YOUR GOAL:
Provide an exact repetition of every entry, with no word altered.

[Interface dataset entries]

______

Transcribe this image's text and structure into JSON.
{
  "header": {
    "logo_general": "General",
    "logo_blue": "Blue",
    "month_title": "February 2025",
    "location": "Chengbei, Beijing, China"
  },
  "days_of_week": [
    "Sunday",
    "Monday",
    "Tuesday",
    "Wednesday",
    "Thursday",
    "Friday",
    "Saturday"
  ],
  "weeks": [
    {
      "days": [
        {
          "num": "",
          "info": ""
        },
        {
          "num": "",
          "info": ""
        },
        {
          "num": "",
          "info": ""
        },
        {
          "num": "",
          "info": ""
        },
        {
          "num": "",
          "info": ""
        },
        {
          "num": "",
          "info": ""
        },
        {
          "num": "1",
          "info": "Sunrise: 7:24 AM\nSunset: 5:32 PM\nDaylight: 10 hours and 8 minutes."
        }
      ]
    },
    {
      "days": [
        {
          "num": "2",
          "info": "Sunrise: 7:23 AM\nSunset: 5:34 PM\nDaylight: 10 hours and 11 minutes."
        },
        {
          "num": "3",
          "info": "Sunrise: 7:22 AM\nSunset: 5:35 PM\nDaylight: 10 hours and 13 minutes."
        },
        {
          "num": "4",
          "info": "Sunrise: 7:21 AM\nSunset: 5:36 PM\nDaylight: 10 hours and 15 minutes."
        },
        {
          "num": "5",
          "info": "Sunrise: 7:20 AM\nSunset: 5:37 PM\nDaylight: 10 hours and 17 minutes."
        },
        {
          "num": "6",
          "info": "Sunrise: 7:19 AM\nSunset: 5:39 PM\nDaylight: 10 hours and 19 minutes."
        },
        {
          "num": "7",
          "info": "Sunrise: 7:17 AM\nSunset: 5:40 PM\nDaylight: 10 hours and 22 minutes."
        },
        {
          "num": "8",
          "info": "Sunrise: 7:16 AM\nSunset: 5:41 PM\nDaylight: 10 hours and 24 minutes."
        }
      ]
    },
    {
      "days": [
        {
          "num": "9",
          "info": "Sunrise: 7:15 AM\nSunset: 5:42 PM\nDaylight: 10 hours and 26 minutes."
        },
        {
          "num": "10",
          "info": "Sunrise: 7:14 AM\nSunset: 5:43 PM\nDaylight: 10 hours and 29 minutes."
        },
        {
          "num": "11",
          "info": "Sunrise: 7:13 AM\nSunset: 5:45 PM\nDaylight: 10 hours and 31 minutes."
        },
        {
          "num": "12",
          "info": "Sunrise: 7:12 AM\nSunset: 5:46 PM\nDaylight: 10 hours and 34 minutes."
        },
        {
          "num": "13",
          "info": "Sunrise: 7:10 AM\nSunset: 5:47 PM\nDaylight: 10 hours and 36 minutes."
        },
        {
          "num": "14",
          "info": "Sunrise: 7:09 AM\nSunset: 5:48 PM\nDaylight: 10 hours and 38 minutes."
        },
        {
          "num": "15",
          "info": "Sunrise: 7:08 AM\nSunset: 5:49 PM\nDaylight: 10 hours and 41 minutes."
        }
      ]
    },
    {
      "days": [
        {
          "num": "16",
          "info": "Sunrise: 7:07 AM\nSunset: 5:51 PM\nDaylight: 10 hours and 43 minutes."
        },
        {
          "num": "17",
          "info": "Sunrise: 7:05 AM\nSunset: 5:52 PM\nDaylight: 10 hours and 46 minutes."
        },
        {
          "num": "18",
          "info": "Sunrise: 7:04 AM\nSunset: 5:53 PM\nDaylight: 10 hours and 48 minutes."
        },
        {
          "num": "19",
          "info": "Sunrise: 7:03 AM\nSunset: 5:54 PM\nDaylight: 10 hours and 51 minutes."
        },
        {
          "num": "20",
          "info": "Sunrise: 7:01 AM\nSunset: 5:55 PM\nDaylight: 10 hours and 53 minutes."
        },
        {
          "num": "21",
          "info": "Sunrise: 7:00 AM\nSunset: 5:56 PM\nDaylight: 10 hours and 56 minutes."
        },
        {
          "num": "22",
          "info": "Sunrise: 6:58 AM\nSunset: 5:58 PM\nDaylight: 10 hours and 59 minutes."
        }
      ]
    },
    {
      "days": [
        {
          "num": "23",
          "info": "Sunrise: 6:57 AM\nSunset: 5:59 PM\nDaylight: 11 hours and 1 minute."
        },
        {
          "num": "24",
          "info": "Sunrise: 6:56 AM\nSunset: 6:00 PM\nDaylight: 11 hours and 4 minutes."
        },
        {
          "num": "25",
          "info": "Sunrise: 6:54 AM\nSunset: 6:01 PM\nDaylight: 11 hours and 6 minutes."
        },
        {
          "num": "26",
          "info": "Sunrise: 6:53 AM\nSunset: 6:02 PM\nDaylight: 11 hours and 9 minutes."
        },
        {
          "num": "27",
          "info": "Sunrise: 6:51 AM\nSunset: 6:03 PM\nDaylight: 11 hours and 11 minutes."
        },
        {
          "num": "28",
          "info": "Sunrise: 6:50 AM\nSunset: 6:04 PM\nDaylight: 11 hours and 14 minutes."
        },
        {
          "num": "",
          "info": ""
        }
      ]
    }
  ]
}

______

YOUR SOLUTION:
Transcribe this image's text and structure into JSON.
{
  "header": {
    "logo_general": "General",
    "logo_blue": "Blue",
    "month_title": "February 2025",
    "location": "Chengbei, Beijing, China"
  },
  "days_of_week": [
    "Sunday",
    "Monday",
    "Tuesday",
    "Wednesday",
    "Thursday",
    "Friday",
    "Saturday"
  ],
  "weeks": [
    {
      "days": [
        {
          "num": "",
          "info": ""
        },
        {
          "num": "",
          "info": ""
        },
        {
          "num": "",
          "info": ""
        },
        {
          "num": "",
          "info": ""
        },
        {
          "num": "",
          "info": ""
        },
        {
          "num": "",
          "info": ""
        },
        {
          "num": "1",
          "info": "Sunrise: 7:24 AM\nSunset: 5:32 PM\nDaylight: 10 hours and 8 minutes."
        }
      ]
    },
    {
      "days": [
        {
          "num": "2",
          "info": "Sunrise: 7:23 AM\nSunset: 5:34 PM\nDaylight: 10 hours and 11 minutes."
        },
        {
          "num": "3",
          "info": "Sunrise: 7:22 AM\nSunset: 5:35 PM\nDaylight: 10 hours and 13 minutes."
        },
        {
          "num": "4",
          "info": "Sunrise: 7:21 AM\nSunset: 5:36 PM\nDaylight: 10 hours and 15 minutes."
        },
        {
          "num": "5",
          "info": "Sunrise: 7:20 AM\nSunset: 5:37 PM\nDaylight: 10 hours and 17 minutes."
        },
        {
          "num": "6",
          "info": "Sunrise: 7:19 AM\nSunset: 5:39 PM\nDaylight: 10 hours and 19 minutes."
        },
        {
          "num": "7",
          "info": "Sunrise: 7:17 AM\nSunset: 5:40 PM\nDaylight: 10 hours and 22 minutes."
        },
        {
          "num": "8",
          "info": "Sunrise: 7:16 AM\nSunset: 5:41 PM\nDaylight: 10 hours and 24 minutes."
        }
      ]
    },
    {
      "days": [
        {
          "num": "9",
          "info": "Sunrise: 7:15 AM\nSunset: 5:42 PM\nDaylight: 10 hours and 26 minutes."
        },
        {
          "num": "10",
          "info": "Sunrise: 7:14 AM\nSunset: 5:43 PM\nDaylight: 10 hours and 29 minutes."
        },
        {
          "num": "11",
          "info": "Sunrise: 7:13 AM\nSunset: 5:45 PM\nDaylight: 10 hours and 31 minutes."
        },
        {
          "num": "12",
          "info": "Sunrise: 7:12 AM\nSunset: 5:46 PM\nDaylight: 10 hours and 34 minutes."
        },
        {
          "num": "13",
          "info": "Sunrise: 7:10 AM\nSunset: 5:47 PM\nDaylight: 10 hours and 36 minutes."
        },
        {
          "num": "14",
          "info": "Sunrise: 7:09 AM\nSunset: 5:48 PM\nDaylight: 10 hours and 38 minutes."
        },
        {
          "num": "15",
          "info": "Sunrise: 7:08 AM\nSunset: 5:49 PM\nDaylight: 10 hours and 41 minutes."
        }
      ]
    },
    {
      "days": [
        {
          "num": "16",
          "info": "Sunrise: 7:07 AM\nSunset: 5:51 PM\nDaylight: 10 hours and 43 minutes."
        },
        {
          "num": "17",
          "info": "Sunrise: 7:05 AM\nSunset: 5:52 PM\nDaylight: 10 hours and 46 minutes."
        },
        {
          "num": "18",
          "info": "Sunrise: 7:04 AM\nSunset: 5:53 PM\nDaylight: 10 hours and 48 minutes."
        },
        {
          "num": "19",
          "info": "Sunrise: 7:03 AM\nSunset: 5:54 PM\nDaylight: 10 hours and 51 minutes."
        },
        {
          "num": "20",
          "info": "Sunrise: 7:01 AM\nSunset: 5:55 PM\nDaylight: 10 hours and 53 minutes."
        },
        {
          "num": "21",
          "info": "Sunrise: 7:00 AM\nSunset: 5:56 PM\nDaylight: 10 hours and 56 minutes."
        },
        {
          "num": "22",
          "info": "Sunrise: 6:58 AM\nSunset: 5:58 PM\nDaylight: 10 hours and 59 minutes."
        }
      ]
    },
    {
      "days": [
        {
          "num": "23",
          "info": "Sunrise: 6:57 AM\nSunset: 5:59 PM\nDaylight: 11 hours and 1 minute."
        },
        {
          "num": "24",
          "info": "Sunrise: 6:56 AM\nSunset: 6:00 PM\nDaylight: 11 hours and 4 minutes."
        },
        {
          "num": "25",
          "info": "Sunrise: 6:54 AM\nSunset: 6:01 PM\nDaylight: 11 hours and 6 minutes."
        },
        {
          "num": "26",
          "info": "Sunrise: 6:53 AM\nSunset: 6:02 PM\nDaylight: 11 hours and 9 minutes."
        },
        {
          "num": "27",
          "info": "Sunrise: 6:51 AM\nSunset: 6:03 PM\nDaylight: 11 hours and 11 minutes."
        },
        {
          "num": "28",
          "info": "Sunrise: 6:50 AM\nSunset: 6:04 PM\nDaylight: 11 hours and 14 minutes."
        },
        {
          "num": "",
          "info": ""
        }
      ]
    }
  ]
}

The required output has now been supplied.